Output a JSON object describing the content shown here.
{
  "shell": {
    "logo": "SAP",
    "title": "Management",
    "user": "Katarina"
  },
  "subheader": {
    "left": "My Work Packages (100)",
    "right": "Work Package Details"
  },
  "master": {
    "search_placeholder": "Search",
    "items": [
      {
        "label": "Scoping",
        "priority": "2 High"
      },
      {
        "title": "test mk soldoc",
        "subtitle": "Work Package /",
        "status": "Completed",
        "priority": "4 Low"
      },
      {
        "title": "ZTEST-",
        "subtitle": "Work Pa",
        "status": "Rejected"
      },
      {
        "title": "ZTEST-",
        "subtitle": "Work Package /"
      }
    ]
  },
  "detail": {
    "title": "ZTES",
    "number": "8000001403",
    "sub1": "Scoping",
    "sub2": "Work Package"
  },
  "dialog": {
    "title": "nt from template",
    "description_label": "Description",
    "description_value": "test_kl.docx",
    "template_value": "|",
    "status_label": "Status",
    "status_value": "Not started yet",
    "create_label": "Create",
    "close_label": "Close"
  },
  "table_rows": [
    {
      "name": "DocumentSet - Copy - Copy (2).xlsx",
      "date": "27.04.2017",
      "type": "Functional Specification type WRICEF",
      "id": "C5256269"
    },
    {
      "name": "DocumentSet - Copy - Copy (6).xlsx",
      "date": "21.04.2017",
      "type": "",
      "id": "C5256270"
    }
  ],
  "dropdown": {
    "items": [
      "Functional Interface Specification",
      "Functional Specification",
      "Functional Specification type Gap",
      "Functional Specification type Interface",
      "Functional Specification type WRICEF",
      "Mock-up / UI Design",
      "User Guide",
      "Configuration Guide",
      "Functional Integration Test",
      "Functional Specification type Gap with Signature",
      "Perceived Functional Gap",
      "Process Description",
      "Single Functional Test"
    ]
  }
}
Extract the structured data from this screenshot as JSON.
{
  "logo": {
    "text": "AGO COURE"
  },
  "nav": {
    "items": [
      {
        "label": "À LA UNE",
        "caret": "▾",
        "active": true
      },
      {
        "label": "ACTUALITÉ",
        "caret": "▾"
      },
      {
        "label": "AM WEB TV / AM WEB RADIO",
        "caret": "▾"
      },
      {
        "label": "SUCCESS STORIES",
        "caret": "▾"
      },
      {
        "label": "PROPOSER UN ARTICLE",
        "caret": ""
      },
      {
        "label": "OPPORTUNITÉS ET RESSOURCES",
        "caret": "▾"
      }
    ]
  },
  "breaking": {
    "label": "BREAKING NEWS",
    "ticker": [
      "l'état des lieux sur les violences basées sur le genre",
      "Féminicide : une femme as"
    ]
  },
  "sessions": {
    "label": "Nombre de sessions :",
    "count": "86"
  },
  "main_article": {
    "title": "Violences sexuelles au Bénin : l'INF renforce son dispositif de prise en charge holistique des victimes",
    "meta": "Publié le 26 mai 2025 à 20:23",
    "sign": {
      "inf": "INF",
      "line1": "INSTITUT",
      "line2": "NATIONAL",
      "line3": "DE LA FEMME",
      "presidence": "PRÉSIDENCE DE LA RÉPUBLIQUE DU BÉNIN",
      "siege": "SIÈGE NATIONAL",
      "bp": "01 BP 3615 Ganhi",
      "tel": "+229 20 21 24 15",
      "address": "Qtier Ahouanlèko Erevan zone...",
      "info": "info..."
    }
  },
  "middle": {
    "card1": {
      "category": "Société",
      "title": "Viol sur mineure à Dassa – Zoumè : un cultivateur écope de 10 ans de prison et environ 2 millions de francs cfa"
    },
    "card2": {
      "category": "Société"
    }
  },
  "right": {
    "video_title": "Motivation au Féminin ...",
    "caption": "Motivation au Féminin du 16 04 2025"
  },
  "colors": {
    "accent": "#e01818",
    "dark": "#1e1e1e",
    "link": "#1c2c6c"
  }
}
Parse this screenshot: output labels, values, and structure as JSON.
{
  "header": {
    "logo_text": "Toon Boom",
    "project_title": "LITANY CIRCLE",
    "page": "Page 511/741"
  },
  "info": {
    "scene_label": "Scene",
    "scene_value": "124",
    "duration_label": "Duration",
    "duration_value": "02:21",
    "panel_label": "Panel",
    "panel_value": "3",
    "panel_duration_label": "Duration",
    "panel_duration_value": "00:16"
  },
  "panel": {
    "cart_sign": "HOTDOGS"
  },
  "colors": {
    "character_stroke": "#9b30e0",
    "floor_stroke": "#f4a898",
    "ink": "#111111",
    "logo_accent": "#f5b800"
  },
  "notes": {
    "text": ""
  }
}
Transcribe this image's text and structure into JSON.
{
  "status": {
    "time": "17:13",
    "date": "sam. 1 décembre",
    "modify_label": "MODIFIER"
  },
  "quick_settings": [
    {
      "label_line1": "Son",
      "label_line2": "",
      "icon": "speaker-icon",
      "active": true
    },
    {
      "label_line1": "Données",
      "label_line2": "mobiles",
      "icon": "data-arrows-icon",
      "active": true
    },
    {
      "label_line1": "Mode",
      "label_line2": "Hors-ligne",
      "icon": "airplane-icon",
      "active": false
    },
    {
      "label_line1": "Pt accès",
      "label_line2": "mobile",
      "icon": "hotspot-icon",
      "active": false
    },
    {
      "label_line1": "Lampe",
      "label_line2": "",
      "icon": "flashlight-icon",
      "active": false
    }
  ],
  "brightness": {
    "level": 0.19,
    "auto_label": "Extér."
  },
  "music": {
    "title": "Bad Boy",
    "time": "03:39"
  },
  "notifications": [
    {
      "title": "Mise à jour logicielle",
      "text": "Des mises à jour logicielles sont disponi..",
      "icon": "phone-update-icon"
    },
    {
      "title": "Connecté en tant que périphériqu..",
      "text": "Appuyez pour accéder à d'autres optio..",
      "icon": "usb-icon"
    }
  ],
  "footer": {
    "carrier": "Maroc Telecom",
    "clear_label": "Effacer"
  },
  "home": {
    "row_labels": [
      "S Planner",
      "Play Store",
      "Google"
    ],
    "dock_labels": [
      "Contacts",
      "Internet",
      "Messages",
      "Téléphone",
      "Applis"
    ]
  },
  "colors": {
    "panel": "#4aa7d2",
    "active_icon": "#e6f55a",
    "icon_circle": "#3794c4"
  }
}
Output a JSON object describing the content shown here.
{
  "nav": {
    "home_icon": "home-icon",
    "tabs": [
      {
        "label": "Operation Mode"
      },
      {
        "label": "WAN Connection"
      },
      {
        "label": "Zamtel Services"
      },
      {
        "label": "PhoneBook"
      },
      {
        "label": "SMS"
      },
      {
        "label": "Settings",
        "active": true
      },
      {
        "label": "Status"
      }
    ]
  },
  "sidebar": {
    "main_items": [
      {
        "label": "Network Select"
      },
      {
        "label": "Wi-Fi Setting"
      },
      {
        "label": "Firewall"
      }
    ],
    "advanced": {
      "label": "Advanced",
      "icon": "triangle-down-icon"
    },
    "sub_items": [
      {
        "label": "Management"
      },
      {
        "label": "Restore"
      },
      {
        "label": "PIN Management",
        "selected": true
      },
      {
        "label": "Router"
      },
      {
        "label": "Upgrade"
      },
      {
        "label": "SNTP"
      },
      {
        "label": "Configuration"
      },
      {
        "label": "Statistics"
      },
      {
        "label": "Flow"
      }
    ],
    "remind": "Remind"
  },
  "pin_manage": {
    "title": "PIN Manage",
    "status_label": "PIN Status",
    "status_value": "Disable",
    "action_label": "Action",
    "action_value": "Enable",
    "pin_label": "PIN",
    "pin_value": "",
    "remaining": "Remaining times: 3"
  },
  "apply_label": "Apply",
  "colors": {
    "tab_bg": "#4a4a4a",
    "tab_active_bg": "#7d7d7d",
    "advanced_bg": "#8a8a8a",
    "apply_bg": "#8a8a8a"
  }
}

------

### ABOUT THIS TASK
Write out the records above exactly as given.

### FINISHED EXERCISE
Output a JSON object describing the content shown here.
{
  "shell": {
    "logo": "SAP",
    "title": "Management",
    "user": "Katarina"
  },
  "subheader": {
    "left": "My Work Packages (100)",
    "right": "Work Package Details"
  },
  "master": {
    "search_placeholder": "Search",
    "items": [
      {
        "label": "Scoping",
        "priority": "2 High"
      },
      {
        "title": "test mk soldoc",
        "subtitle": "Work Package /",
        "status": "Completed",
        "priority": "4 Low"
      },
      {
        "title": "ZTEST-",
        "subtitle": "Work Pa",
        "status": "Rejected"
      },
      {
        "title": "ZTEST-",
        "subtitle": "Work Package /"
      }
    ]
  },
  "detail": {
    "title": "ZTES",
    "number": "8000001403",
    "sub1": "Scoping",
    "sub2": "Work Package"
  },
  "dialog": {
    "title": "nt from template",
    "description_label": "Description",
    "description_value": "test_kl.docx",
    "template_value": "|",
    "status_label": "Status",
    "status_value": "Not started yet",
    "create_label": "Create",
    "close_label": "Close"
  },
  "table_rows": [
    {
      "name": "DocumentSet - Copy - Copy (2).xlsx",
      "date": "27.04.2017",
      "type": "Functional Specification type WRICEF",
      "id": "C5256269"
    },
    {
      "name": "DocumentSet - Copy - Copy (6).xlsx",
      "date": "21.04.2017",
      "type": "",
      "id": "C5256270"
    }
  ],
  "dropdown": {
    "items": [
      "Functional Interface Specification",
      "Functional Specification",
      "Functional Specification type Gap",
      "Functional Specification type Interface",
      "Functional Specification type WRICEF",
      "Mock-up / UI Design",
      "User Guide",
      "Configuration Guide",
      "Functional Integration Test",
      "Functional Specification type Gap with Signature",
      "Perceived Functional Gap",
      "Process Description",
      "Single Functional Test"
    ]
  }
}
Extract the structured data from this screenshot as JSON.
{
  "logo": {
    "text": "AGO COURE"
  },
  "nav": {
    "items": [
      {
        "label": "À LA UNE",
        "caret": "▾",
        "active": true
      },
      {
        "label": "ACTUALITÉ",
        "caret": "▾"
      },
      {
        "label": "AM WEB TV / AM WEB RADIO",
        "caret": "▾"
      },
      {
        "label": "SUCCESS STORIES",
        "caret": "▾"
      },
      {
        "label": "PROPOSER UN ARTICLE",
        "caret": ""
      },
      {
        "label": "OPPORTUNITÉS ET RESSOURCES",
        "caret": "▾"
      }
    ]
  },
  "breaking": {
    "label": "BREAKING NEWS",
    "ticker": [
      "l'état des lieux sur les violences basées sur le genre",
      "Féminicide : une femme as"
    ]
  },
  "sessions": {
    "label": "Nombre de sessions :",
    "count": "86"
  },
  "main_article": {
    "title": "Violences sexuelles au Bénin : l'INF renforce son dispositif de prise en charge holistique des victimes",
    "meta": "Publié le 26 mai 2025 à 20:23",
    "sign": {
      "inf": "INF",
      "line1": "INSTITUT",
      "line2": "NATIONAL",
      "line3": "DE LA FEMME",
      "presidence": "PRÉSIDENCE DE LA RÉPUBLIQUE DU BÉNIN",
      "siege": "SIÈGE NATIONAL",
      "bp": "01 BP 3615 Ganhi",
      "tel": "+229 20 21 24 15",
      "address": "Qtier Ahouanlèko Erevan zone...",
      "info": "info..."
    }
  },
  "middle": {
    "card1": {
      "category": "Société",
      "title": "Viol sur mineure à Dassa – Zoumè : un cultivateur écope de 10 ans de prison et environ 2 millions de francs cfa"
    },
    "card2": {
      "category": "Société"
    }
  },
  "right": {
    "video_title": "Motivation au Féminin ...",
    "caption": "Motivation au Féminin du 16 04 2025"
  },
  "colors": {
    "accent": "#e01818",
    "dark": "#1e1e1e",
    "link": "#1c2c6c"
  }
}
Parse this screenshot: output labels, values, and structure as JSON.
{
  "header": {
    "logo_text": "Toon Boom",
    "project_title": "LITANY CIRCLE",
    "page": "Page 511/741"
  },
  "info": {
    "scene_label": "Scene",
    "scene_value": "124",
    "duration_label": "Duration",
    "duration_value": "02:21",
    "panel_label": "Panel",
    "panel_value": "3",
    "panel_duration_label": "Duration",
    "panel_duration_value": "00:16"
  },
  "panel": {
    "cart_sign": "HOTDOGS"
  },
  "colors": {
    "character_stroke": "#9b30e0",
    "floor_stroke": "#f4a898",
    "ink": "#111111",
    "logo_accent": "#f5b800"
  },
  "notes": {
    "text": ""
  }
}
Transcribe this image's text and structure into JSON.
{
  "status": {
    "time": "17:13",
    "date": "sam. 1 décembre",
    "modify_label": "MODIFIER"
  },
  "quick_settings": [
    {
      "label_line1": "Son",
      "label_line2": "",
      "icon": "speaker-icon",
      "active": true
    },
    {
      "label_line1": "Données",
      "label_line2": "mobiles",
      "icon": "data-arrows-icon",
      "active": true
    },
    {
      "label_line1": "Mode",
      "label_line2": "Hors-ligne",
      "icon": "airplane-icon",
      "active": false
    },
    {
      "label_line1": "Pt accès",
      "label_line2": "mobile",
      "icon": "hotspot-icon",
      "active": false
    },
    {
      "label_line1": "Lampe",
      "label_line2": "",
      "icon": "flashlight-icon",
      "active": false
    }
  ],
  "brightness": {
    "level": 0.19,
    "auto_label": "Extér."
  },
  "music": {
    "title": "Bad Boy",
    "time": "03:39"
  },
  "notifications": [
    {
      "title": "Mise à jour logicielle",
      "text": "Des mises à jour logicielles sont disponi..",
      "icon": "phone-update-icon"
    },
    {
      "title": "Connecté en tant que périphériqu..",
      "text": "Appuyez pour accéder à d'autres optio..",
      "icon": "usb-icon"
    }
  ],
  "footer": {
    "carrier": "Maroc Telecom",
    "clear_label": "Effacer"
  },
  "home": {
    "row_labels": [
      "S Planner",
      "Play Store",
      "Google"
    ],
    "dock_labels": [
      "Contacts",
      "Internet",
      "Messages",
      "Téléphone",
      "Applis"
    ]
  },
  "colors": {
    "panel": "#4aa7d2",
    "active_icon": "#e6f55a",
    "icon_circle": "#3794c4"
  }
}
Output a JSON object describing the content shown here.
{
  "nav": {
    "home_icon": "home-icon",
    "tabs": [
      {
        "label": "Operation Mode"
      },
      {
        "label": "WAN Connection"
      },
      {
        "label": "Zamtel Services"
      },
      {
        "label": "PhoneBook"
      },
      {
        "label": "SMS"
      },
      {
        "label": "Settings",
        "active": true
      },
      {
        "label": "Status"
      }
    ]
  },
  "sidebar": {
    "main_items": [
      {
        "label": "Network Select"
      },
      {
        "label": "Wi-Fi Setting"
      },
      {
        "label": "Firewall"
      }
    ],
    "advanced": {
      "label": "Advanced",
      "icon": "triangle-down-icon"
    },
    "sub_items": [
      {
        "label": "Management"
      },
      {
        "label": "Restore"
      },
      {
        "label": "PIN Management",
        "selected": true
      },
      {
        "label": "Router"
      },
      {
        "label": "Upgrade"
      },
      {
        "label": "SNTP"
      },
      {
        "label": "Configuration"
      },
      {
        "label": "Statistics"
      },
      {
        "label": "Flow"
      }
    ],
    "remind": "Remind"
  },
  "pin_manage": {
    "title": "PIN Manage",
    "status_label": "PIN Status",
    "status_value": "Disable",
    "action_label": "Action",
    "action_value": "Enable",
    "pin_label": "PIN",
    "pin_value": "",
    "remaining": "Remaining times: 3"
  },
  "apply_label": "Apply",
  "colors": {
    "tab_bg": "#4a4a4a",
    "tab_active_bg": "#7d7d7d",
    "advanced_bg": "#8a8a8a",
    "apply_bg": "#8a8a8a"
  }
}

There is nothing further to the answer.